We therefore remand the case to the Court of Common Pleas of Lycoming County for a full and complete hearing on the Commonwealth's petition for extension. Appellee must be afforded an opportunity to be heard at that time, and if it is determined that the extension was improperly granted because of the Commonwealth's lack of due diligence, then appellee must be discharged. If, however, the Commonwealth establishes its due diligence and the propriety of granting its petition, the case must then go to trial. See Commonwealth v. Dixon, 262 Pa.Super. 161, 396 A.2d 695 (1978).


[1] The Vehicle Code, Act of June 17, 1976, P.L. 162, No. 81 § 1, 75 Pa.C.S. § 3731.

[2] Pa.R.Crim.P. 1100(a)(2) provides that "[t]rial in a court case in which a written complaint is filed against the defendant after June 30, 1974 shall commence no later than one hundred eighty (180) days from the date on which the complaint is filed."

[3] Section (d) of Rule 1100 provides that:

"In determining the period for commencement of trial, there shall be excluded therefrom such period of delay at any stage of the proceedings as results from:

(1) the unavailability of the defendant or his attorney;

(2) any continuance in excess of thirty (30) days granted at the request of the defendant or his attorney, provided that only the period beyond the thirtieth (30th) day shall be so excluded[.]"

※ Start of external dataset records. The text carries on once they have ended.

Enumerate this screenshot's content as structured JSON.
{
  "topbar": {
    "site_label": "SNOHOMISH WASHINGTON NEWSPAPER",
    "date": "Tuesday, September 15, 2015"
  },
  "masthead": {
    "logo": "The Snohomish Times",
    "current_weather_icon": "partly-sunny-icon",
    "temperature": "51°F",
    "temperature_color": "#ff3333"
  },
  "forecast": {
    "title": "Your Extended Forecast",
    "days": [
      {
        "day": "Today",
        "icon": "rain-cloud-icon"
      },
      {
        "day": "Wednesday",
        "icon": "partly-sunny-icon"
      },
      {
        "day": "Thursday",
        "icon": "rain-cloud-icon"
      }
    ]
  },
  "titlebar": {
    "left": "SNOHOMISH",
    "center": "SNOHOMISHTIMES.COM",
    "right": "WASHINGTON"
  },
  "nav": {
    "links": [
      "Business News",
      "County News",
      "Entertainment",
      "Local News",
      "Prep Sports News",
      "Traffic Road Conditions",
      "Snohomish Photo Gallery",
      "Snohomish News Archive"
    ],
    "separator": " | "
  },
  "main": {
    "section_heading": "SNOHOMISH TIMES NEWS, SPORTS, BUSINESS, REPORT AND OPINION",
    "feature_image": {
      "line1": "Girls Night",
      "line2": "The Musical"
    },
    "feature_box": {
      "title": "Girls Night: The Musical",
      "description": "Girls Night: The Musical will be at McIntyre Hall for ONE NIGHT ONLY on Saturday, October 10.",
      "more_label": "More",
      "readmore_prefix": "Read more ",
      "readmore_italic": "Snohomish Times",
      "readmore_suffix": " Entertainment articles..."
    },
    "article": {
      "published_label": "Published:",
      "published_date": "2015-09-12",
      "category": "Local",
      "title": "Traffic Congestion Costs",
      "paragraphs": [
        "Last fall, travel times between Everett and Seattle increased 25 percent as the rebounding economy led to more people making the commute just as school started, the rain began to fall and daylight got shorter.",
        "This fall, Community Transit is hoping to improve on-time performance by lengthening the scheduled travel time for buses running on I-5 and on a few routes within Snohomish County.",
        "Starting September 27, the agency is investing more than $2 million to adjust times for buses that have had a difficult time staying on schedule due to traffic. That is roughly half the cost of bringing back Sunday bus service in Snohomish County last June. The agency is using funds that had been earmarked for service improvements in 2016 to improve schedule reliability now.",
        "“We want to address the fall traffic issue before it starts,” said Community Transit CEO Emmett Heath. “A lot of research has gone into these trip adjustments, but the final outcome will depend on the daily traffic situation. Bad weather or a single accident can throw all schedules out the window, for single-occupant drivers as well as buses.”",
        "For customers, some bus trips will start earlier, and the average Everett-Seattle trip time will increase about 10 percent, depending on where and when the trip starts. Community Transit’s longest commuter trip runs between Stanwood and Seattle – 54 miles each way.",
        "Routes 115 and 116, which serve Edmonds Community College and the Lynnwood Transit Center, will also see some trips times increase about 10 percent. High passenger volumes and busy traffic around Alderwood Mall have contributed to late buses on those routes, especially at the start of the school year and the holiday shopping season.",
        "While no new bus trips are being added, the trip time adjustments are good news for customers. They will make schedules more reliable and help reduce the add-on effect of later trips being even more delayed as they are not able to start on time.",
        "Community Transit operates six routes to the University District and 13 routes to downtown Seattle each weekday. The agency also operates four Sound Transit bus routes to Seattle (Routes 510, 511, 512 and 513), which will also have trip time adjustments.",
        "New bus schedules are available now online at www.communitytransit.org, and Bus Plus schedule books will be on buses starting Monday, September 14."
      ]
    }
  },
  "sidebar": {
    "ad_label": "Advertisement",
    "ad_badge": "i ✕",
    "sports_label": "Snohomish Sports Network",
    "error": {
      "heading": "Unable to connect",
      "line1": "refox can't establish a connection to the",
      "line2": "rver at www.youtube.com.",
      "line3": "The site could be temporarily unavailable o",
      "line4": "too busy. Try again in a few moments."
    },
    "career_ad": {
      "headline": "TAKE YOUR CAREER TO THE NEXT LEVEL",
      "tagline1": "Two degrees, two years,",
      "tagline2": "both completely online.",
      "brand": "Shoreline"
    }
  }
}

[4] In this respect, we find that Judge Brown erred by implying that judicial delay does not afford the prosecution a valid reason for obtaining a due diligence extension under Rule 1100.